According to Douglas Farah, "The amputation of the arms and legs of men, women, and children as part of a scorched-earth campaign was designed to take over the region’s rich diamond fields and was backed by Gaddafi, who routinely reviewed their progress and supplied weapons" Gaddafi intervened militarily in the Central African Republic in 2001 to protect his ally Ange-Félix Patassé. Patassé signed a deal giving Libya a 99- year lease to exploit all of that country's natural resources, including uranium, copper, diamonds, and oil. 

The Lockerbie bombings
For most of the 1990s, Libya was under economic and diplomatic sanctions as a result of Gaddafi's refusal to allow the extradition to the United States or Britain of two Libyans accused of planting a bomb on Pan Am Flight 103, which came down on Lockerbie, Scotland. Through the intercession of South African President Nelson Mandela—who made a high-profile visit to Gaddafi in 1997—and UN Secretary-General Kofi Annan, Gaddafi agreed in 1999 to a compromise that handed over the defendants to the Netherlands for trial under Scots law.[99] UN sanctions were thereupon suspended, but U.S. sanctions against Libya remained in force. After diplomatic negotiations held through the various countries' secret services, led by Stephen Kappes of the CIA and Sir Mark Allen of MI6, in August 2003, two years after Abdelbaset al-Megrahi's conviction, Libya wrote to the United Nations formally accepting 'responsibility for the actions of its officials' in respect of the Lockerbie bombing and agreed to pay compensation of up to US$2.7 billion—or up to US$10 million each—to the families of the 270 victims.

Something to look forward to

President Obama will be visiting Ireland in May. Obama is probably the best US President since Roosevelt. 30 million US citizens now have health care that did not have health care before. He has set about changing the worlds view of the US with his progressive foreign policy initiatives that include establishing better relations with central and south american governments. 

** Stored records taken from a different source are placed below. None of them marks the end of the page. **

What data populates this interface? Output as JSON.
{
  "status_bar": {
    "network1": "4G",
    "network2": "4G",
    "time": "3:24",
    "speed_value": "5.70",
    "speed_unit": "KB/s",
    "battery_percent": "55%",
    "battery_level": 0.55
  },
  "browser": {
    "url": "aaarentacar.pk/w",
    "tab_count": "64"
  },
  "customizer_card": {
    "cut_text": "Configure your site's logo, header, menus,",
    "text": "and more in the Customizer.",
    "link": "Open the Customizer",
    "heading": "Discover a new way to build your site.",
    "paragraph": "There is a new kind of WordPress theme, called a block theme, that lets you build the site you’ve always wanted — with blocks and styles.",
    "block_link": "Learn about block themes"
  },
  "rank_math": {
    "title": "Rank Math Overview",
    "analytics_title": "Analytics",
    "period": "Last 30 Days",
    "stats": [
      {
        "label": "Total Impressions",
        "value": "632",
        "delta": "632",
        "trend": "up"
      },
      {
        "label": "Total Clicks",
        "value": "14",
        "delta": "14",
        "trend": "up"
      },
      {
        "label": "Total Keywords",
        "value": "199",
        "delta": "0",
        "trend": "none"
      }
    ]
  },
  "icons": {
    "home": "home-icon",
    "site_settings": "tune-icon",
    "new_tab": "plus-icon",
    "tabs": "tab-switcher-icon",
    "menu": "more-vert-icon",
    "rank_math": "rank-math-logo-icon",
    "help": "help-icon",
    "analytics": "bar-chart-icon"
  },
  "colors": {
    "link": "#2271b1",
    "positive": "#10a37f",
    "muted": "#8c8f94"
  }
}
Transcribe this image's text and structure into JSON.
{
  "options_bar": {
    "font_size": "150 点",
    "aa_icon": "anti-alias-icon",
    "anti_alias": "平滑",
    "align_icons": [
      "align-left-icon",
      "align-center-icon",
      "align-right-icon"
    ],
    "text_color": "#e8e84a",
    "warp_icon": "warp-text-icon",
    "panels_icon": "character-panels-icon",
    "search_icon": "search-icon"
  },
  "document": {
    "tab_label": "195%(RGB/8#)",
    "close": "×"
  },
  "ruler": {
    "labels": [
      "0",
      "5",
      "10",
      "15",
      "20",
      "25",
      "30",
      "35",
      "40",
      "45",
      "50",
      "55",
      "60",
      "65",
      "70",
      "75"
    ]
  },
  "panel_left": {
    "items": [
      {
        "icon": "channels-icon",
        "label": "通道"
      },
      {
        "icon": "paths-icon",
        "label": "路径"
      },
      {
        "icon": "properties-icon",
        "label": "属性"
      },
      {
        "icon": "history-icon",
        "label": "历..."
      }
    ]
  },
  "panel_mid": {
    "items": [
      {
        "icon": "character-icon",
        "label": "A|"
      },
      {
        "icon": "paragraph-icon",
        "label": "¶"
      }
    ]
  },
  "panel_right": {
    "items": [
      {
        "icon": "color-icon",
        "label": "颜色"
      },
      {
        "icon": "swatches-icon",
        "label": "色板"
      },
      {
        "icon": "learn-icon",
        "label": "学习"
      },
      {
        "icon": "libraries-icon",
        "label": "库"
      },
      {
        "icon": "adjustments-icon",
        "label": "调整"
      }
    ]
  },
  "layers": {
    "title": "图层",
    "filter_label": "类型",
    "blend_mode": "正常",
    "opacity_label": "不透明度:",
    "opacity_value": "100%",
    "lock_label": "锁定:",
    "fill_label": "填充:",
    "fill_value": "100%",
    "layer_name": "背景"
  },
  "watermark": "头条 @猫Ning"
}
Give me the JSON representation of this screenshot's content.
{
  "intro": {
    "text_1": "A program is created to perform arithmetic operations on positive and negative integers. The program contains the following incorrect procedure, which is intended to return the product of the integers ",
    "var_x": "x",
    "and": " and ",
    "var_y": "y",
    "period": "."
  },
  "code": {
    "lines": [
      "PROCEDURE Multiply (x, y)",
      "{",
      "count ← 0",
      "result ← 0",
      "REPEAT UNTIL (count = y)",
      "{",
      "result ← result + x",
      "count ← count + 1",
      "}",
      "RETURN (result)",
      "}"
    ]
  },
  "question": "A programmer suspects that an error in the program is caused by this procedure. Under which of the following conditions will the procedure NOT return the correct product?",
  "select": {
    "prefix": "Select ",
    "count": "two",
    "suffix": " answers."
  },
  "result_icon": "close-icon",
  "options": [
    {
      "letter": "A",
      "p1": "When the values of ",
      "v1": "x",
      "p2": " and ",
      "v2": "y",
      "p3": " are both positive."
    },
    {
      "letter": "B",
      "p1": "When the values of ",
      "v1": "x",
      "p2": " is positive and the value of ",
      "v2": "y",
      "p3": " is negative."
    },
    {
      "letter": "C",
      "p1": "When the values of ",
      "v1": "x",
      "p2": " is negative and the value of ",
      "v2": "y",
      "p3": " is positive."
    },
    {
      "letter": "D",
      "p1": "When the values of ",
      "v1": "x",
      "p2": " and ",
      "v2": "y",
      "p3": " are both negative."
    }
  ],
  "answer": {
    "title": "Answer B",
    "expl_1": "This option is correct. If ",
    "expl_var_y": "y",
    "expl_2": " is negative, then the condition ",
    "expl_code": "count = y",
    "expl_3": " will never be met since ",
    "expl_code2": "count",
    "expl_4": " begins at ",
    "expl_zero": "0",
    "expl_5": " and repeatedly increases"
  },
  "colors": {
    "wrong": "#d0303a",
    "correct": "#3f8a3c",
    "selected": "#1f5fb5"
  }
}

Americas past foreign policy positions on Latin america can only be described as inhumane and criminal. Obama clearly sees this and has worked hard to restore good relations with this part of the world. We can be grateful that he is in charge over the next 2 years. At a time when the Middle East is undergoing radical change it is important the the US President is one that is thoughtful and measured in his response to this changing world. I am looking forward to his visit and the sense of optimism he brings with him. We need optimism at the moment and a "Yes We Can" attitude.

The Pub, The Queen and the Dictator

Muammar Gaddafi has been in the news lately and the viciousness of his regime has become apparent with the bombing of his own people and his own civilians. 

The Queen is in the news because she will be visiting ireland soon. 

The Pub The Players Lounge has been in the news because it has banned the Queen from visiting its premises. The so called republican attitude displayed by the Players Lounge and its owner towards the Queen can only be described as infantile, hypocritical and intellectually deficient. The owner of the Players Lounge needs to cop on to himself and stop living in the past, a past that involved a cosy relationship between the Irish Government selling beef to Libya with deals done in a tent in the Libyan desert with Muammar Gaddafi himself. Not to mention the deals done with Muammar Gaddafi by violent republican organization during the troubles when the IRA trained in Libya and received arms to kill civilians in Ireland. Libya was also involved in the Lockerbie bombing. 

So it would appear that violent republicanism has a lot in common with Muammar Gaddafi. They both have bombed civilians, they both have a complete disregard for democracy and the world will be a better place when both are consigned to the history books. Will the Players Lounge be raising a banner supporting Muammar Gaddafi? I doubt they will be. 

The Queen is the head of state for our nearest neighbour Great Britian. Great Britian has apologized unreservedly for Bloody Sunday and has moved on from the past. The Players Lounge needs to do the same. Wise up guys and get a life, you are living in the past. I can safely say that I will not be visiting the Players Lounge myself, banned or not and I am sure that the Queen will not be to upset that she cannot pup in for a quick pint.